        • Avatar Will says:

          @William Brafford, Musicians have always made their money from performance.
          To my knowledge (which is somewhat dated, granted), the standard recording contract pays the band (to divvy up however they want) 5% for the recording (performance) and 5% for the songwriting. This is from profits from total sales. Total sales is really about half of what is actually sold, because there’s all sorts of ways that the company can make exclusions (breakage being the big one).
          So, on a low-budget recording with a $25,000 total budget, at an avg price of $10/CD, they would have to sell 100,000 copies to collect anything beyond the initial advance (that $25,000 is really an advance): 5% of $10 = $0.50; $25,000 / $0.50 x 2 = 100,000.

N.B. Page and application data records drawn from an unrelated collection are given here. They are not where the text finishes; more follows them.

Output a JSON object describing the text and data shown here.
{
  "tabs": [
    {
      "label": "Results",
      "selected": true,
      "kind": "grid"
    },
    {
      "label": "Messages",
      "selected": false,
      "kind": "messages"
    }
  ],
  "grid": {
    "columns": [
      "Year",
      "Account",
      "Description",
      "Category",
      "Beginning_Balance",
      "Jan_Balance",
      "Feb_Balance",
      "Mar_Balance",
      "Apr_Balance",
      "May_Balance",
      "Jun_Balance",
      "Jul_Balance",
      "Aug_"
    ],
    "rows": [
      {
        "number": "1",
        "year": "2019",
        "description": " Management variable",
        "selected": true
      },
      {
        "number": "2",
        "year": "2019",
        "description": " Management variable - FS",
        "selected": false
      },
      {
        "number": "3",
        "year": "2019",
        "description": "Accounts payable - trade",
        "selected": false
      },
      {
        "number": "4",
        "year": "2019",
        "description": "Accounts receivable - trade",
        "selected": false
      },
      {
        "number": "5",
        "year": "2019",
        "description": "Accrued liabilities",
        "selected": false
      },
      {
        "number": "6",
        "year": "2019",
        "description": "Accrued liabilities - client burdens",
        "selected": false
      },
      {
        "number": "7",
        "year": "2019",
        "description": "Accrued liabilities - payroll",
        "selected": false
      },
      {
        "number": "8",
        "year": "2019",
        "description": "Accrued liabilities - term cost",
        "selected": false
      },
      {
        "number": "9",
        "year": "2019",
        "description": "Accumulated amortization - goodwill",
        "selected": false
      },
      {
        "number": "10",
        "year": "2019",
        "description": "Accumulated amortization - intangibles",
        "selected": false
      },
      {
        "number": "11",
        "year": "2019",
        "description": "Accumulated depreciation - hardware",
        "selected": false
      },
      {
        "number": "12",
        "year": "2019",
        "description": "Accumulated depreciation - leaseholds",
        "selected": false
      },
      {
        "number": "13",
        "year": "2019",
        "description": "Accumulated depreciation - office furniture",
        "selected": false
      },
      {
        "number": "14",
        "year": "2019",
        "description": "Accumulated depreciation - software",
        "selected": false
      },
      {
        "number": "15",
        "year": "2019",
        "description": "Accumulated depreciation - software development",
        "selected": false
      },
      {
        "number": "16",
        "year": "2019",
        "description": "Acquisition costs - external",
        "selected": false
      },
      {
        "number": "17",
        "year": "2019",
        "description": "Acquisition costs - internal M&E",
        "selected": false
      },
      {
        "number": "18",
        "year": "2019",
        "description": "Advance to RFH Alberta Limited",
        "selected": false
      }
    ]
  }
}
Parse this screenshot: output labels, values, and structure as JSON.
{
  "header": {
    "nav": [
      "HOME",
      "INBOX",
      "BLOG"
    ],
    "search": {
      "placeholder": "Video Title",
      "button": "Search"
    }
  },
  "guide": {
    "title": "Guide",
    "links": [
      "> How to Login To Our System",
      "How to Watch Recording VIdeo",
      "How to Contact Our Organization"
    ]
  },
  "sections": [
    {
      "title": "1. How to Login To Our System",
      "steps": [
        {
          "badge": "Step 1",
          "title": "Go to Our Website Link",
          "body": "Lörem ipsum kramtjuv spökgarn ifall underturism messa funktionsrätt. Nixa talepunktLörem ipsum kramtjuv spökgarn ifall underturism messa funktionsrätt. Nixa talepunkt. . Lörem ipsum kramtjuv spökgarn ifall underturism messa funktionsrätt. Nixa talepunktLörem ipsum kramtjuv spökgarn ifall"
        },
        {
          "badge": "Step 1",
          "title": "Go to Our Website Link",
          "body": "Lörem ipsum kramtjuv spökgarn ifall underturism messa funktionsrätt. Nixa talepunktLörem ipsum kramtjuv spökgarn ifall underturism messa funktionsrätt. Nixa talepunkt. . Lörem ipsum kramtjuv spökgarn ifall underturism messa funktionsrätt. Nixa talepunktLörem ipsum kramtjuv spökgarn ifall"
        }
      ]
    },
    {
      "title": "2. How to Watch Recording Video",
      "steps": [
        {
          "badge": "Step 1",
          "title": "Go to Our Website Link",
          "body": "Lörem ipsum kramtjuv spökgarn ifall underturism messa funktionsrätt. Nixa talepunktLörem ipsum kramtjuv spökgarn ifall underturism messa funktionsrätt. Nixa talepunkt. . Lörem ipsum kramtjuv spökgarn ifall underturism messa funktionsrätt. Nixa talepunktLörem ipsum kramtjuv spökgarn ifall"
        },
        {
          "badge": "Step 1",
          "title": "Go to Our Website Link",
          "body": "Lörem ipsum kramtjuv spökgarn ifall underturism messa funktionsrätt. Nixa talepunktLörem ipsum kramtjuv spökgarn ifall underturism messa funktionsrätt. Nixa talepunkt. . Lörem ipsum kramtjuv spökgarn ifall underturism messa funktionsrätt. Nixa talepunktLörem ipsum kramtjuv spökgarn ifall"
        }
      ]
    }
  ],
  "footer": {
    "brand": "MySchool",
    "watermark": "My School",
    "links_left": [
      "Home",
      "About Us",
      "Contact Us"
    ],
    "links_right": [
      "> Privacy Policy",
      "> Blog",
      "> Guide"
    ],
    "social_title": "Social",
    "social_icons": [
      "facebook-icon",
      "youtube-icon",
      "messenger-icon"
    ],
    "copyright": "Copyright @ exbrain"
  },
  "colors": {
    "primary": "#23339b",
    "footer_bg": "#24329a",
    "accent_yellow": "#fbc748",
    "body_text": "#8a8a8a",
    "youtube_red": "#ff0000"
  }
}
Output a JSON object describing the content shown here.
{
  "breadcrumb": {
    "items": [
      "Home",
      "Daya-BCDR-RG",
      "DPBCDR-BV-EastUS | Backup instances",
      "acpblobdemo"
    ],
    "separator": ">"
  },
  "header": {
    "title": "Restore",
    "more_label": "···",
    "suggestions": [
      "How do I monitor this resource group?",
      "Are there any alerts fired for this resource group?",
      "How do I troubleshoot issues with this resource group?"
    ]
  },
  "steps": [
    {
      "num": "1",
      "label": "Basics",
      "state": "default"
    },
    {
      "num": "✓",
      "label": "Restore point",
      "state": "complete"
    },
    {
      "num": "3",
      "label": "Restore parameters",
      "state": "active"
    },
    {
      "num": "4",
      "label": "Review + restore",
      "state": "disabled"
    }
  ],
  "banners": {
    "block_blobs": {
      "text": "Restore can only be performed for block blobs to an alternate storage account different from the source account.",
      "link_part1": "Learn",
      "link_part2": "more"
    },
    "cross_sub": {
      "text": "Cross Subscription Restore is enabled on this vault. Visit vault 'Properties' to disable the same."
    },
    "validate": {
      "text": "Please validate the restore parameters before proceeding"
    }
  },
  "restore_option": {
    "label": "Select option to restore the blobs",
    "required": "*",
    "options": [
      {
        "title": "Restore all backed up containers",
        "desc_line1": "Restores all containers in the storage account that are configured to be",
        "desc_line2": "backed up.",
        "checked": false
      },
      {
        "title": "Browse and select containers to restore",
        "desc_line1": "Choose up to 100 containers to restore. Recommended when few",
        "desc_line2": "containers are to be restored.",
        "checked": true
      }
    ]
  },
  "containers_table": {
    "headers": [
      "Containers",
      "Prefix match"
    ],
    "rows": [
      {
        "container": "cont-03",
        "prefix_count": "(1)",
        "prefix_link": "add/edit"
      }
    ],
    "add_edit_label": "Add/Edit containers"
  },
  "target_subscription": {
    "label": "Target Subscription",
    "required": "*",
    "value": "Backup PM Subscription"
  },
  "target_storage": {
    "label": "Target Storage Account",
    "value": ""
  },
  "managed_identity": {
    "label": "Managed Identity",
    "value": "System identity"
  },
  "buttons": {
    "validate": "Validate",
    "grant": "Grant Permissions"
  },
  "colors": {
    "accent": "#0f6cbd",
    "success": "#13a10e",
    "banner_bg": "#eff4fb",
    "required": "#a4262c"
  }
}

          If the band wrote all their own songs, they could break even at 50,000.
          Concerts are usually at a set fee, and rehearsals are at the top end. It’s accrual-based accounting, so over-runs and under-runs are figured in over a period of time.
          At one level, $1200 a night is top pay (it’s probably more now), and at another level $8000 is good for an opener. A lot of that goes into expenses, and the band members get about 10 to 15% of that apiece.
          That’s the trade-off. The record companies want their product sold, and the best way to do it (legally) is with a successful tour. Paying a program manager to play your song works well too, but it’s not strictly legal, even though the practice is widespread.
          The band wants to make money. Too much off time and not enough money are both really bad for holding a band together. Once they get to where they’re the big fish in the little pond, they need the record company to bring them into a bigger pond where they’re a lot smaller fish. They need the money to do that, and they need the contacts.
          Record companies aren’t all evil. These are people that really love music, or they wouldn’t be doing it.Report